Data entries
☆ ☆ ☆ ☆ ☆ ☆ ☆

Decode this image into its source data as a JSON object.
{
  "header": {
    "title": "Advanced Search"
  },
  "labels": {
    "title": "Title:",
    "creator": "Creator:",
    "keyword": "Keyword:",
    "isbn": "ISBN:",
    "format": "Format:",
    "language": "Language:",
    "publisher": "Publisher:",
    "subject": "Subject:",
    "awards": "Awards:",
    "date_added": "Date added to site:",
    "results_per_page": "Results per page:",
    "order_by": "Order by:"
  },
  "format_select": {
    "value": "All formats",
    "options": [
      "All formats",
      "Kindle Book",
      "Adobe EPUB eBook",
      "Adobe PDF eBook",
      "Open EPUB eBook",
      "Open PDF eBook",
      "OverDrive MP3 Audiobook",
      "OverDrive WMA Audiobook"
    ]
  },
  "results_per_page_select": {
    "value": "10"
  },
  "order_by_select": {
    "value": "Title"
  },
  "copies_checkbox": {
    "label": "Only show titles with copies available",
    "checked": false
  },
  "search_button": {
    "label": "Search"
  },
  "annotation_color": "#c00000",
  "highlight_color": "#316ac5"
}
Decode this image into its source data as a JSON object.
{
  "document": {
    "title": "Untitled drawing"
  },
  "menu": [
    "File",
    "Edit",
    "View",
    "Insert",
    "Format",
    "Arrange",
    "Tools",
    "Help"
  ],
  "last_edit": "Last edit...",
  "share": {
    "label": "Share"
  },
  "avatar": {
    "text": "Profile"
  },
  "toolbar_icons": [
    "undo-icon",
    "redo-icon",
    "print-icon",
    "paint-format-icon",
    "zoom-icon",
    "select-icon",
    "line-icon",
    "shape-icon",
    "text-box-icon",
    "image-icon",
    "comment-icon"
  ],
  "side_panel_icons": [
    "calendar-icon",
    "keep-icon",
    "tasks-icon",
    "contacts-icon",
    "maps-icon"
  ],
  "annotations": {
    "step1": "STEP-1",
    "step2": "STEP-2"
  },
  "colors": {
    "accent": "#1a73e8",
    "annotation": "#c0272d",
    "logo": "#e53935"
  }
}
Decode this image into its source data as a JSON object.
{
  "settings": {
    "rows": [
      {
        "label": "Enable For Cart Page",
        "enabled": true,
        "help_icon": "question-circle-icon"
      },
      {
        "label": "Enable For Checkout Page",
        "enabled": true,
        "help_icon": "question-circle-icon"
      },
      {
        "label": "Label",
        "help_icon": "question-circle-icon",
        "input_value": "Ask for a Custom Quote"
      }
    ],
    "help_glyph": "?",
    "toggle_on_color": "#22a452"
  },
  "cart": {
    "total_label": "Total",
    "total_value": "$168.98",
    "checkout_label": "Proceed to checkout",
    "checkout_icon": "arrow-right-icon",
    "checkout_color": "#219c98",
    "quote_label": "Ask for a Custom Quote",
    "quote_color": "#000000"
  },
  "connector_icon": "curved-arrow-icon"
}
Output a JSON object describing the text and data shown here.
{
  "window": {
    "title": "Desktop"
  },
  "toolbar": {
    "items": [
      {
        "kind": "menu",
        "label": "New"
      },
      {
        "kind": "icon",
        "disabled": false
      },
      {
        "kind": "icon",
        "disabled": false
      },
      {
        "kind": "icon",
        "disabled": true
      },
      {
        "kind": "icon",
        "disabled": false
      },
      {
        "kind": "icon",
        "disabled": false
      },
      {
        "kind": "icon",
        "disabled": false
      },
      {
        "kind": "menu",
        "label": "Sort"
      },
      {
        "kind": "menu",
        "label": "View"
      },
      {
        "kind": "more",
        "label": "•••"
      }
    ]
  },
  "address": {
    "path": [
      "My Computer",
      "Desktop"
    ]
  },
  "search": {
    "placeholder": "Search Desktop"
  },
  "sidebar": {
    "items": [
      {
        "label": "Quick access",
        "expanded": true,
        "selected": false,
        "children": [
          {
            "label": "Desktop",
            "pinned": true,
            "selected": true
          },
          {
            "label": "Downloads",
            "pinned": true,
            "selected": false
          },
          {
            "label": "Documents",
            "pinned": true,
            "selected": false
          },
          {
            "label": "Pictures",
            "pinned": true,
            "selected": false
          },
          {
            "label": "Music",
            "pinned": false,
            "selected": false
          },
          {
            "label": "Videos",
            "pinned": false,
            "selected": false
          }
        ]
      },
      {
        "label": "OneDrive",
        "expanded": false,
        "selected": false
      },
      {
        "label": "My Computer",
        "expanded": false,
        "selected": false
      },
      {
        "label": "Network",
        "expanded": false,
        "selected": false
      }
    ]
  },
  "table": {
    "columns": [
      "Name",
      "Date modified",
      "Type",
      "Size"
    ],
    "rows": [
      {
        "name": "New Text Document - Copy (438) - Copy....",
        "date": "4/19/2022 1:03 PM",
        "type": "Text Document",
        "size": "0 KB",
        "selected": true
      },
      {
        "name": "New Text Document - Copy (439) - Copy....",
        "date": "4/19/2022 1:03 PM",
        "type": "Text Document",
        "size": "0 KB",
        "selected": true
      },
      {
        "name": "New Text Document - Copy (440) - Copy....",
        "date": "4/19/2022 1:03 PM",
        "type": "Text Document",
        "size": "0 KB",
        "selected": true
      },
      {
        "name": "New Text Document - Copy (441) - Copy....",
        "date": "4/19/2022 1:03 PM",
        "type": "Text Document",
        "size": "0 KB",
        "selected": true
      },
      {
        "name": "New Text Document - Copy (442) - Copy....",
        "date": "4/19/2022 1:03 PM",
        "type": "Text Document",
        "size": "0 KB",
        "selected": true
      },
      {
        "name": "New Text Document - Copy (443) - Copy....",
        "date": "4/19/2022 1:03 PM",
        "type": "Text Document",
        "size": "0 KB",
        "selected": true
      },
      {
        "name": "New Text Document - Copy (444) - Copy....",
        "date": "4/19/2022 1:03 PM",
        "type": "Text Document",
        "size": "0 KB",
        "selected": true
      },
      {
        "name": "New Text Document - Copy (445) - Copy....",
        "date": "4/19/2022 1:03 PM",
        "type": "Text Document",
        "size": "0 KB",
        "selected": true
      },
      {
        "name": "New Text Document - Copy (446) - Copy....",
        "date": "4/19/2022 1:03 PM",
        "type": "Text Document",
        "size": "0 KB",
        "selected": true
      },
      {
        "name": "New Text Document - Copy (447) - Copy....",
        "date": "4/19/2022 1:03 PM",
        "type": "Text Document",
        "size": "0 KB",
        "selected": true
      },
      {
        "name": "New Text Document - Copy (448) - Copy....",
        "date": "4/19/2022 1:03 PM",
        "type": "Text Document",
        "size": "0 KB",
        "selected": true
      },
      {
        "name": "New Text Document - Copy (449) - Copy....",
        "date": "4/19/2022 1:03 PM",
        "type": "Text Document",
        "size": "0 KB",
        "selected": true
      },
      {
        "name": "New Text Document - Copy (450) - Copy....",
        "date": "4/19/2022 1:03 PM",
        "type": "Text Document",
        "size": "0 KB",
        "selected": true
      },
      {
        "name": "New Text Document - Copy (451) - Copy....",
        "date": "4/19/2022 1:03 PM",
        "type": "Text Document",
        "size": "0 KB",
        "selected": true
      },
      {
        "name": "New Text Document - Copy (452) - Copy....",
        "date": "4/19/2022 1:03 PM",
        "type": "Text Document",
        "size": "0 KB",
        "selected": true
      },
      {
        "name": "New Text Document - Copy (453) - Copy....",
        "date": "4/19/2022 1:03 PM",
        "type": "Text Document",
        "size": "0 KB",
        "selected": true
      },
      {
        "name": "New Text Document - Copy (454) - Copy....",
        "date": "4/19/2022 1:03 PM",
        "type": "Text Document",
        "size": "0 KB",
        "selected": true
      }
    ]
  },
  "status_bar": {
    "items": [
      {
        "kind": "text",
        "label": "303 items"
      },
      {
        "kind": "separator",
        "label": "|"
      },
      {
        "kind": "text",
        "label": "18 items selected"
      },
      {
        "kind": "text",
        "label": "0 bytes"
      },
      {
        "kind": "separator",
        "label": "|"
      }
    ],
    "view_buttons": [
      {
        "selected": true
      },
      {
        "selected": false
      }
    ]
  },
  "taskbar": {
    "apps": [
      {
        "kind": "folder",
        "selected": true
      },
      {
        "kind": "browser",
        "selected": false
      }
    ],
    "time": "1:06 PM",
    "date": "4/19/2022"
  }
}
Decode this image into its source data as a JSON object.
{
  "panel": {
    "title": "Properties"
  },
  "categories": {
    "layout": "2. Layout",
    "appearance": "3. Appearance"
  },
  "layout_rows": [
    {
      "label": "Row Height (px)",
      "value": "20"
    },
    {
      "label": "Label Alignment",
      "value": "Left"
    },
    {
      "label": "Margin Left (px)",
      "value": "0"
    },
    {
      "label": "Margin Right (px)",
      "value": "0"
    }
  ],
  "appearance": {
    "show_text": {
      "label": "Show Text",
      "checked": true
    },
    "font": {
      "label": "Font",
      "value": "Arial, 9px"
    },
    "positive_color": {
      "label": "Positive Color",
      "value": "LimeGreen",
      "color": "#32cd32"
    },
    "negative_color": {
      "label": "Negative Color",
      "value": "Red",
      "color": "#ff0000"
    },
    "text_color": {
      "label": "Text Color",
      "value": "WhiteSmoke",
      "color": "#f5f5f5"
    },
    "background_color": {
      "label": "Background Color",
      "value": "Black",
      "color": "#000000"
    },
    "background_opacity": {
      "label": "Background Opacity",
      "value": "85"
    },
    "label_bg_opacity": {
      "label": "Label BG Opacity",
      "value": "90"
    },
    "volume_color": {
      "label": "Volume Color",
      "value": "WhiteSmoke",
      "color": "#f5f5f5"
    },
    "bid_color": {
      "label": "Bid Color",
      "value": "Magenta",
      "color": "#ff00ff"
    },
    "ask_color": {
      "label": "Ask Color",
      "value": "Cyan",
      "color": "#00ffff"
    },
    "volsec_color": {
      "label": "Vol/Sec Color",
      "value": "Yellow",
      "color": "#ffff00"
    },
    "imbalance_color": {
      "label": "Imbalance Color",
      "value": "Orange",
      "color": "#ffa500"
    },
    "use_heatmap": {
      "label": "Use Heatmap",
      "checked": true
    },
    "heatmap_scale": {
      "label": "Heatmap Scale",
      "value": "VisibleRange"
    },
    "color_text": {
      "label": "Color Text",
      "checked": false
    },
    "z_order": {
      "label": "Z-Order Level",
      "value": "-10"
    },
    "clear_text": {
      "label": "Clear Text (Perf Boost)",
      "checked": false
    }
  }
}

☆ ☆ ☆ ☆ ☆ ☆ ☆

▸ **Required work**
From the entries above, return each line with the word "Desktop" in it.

▸ **Finished task**
    "title": "Desktop"
      "Desktop"
    "placeholder": "Search Desktop"
            "label": "Desktop",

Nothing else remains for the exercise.